> _What the task asks_
What is the number of lines below that hold "cliffs"? Answer with that number only.

> _Source data_
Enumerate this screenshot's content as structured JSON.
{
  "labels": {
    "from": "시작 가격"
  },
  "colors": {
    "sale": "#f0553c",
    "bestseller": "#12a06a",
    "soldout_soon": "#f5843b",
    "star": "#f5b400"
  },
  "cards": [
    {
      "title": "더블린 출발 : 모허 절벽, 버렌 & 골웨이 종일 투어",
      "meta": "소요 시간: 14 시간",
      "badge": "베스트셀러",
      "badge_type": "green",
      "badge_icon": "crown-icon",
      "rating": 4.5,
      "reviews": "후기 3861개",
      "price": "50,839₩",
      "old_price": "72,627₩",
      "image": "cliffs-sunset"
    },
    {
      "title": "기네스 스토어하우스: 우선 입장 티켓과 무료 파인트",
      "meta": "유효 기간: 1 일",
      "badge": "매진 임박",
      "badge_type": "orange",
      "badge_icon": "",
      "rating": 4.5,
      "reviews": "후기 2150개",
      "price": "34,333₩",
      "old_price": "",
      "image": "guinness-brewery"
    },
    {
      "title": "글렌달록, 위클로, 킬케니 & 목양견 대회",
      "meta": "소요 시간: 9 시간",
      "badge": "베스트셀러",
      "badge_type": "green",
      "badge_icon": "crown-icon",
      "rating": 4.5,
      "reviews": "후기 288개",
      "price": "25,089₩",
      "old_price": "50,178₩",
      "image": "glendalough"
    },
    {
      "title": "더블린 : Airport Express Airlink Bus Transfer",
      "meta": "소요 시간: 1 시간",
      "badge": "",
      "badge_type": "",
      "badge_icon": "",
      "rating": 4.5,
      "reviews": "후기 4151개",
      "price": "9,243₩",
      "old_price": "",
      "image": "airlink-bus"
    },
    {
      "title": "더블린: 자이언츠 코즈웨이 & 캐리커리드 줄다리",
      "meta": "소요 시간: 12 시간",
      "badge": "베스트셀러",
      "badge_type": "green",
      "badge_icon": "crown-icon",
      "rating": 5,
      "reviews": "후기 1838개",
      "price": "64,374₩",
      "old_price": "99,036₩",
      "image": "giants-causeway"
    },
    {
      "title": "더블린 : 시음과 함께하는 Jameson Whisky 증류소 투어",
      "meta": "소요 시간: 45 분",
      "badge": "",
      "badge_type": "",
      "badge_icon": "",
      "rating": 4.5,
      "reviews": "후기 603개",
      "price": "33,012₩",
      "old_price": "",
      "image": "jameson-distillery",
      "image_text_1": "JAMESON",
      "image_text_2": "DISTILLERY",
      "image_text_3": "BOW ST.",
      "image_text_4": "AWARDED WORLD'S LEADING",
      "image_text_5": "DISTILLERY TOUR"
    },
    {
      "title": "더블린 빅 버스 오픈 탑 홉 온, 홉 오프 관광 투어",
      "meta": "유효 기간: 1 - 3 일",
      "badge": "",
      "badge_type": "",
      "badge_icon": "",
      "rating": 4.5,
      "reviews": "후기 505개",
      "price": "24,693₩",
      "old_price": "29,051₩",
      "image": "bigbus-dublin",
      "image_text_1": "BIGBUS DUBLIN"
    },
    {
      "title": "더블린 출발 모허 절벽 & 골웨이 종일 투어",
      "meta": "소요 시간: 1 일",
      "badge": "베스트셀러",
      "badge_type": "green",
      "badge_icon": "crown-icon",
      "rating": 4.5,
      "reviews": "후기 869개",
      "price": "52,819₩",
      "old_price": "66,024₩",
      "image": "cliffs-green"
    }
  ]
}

> _Written response_
2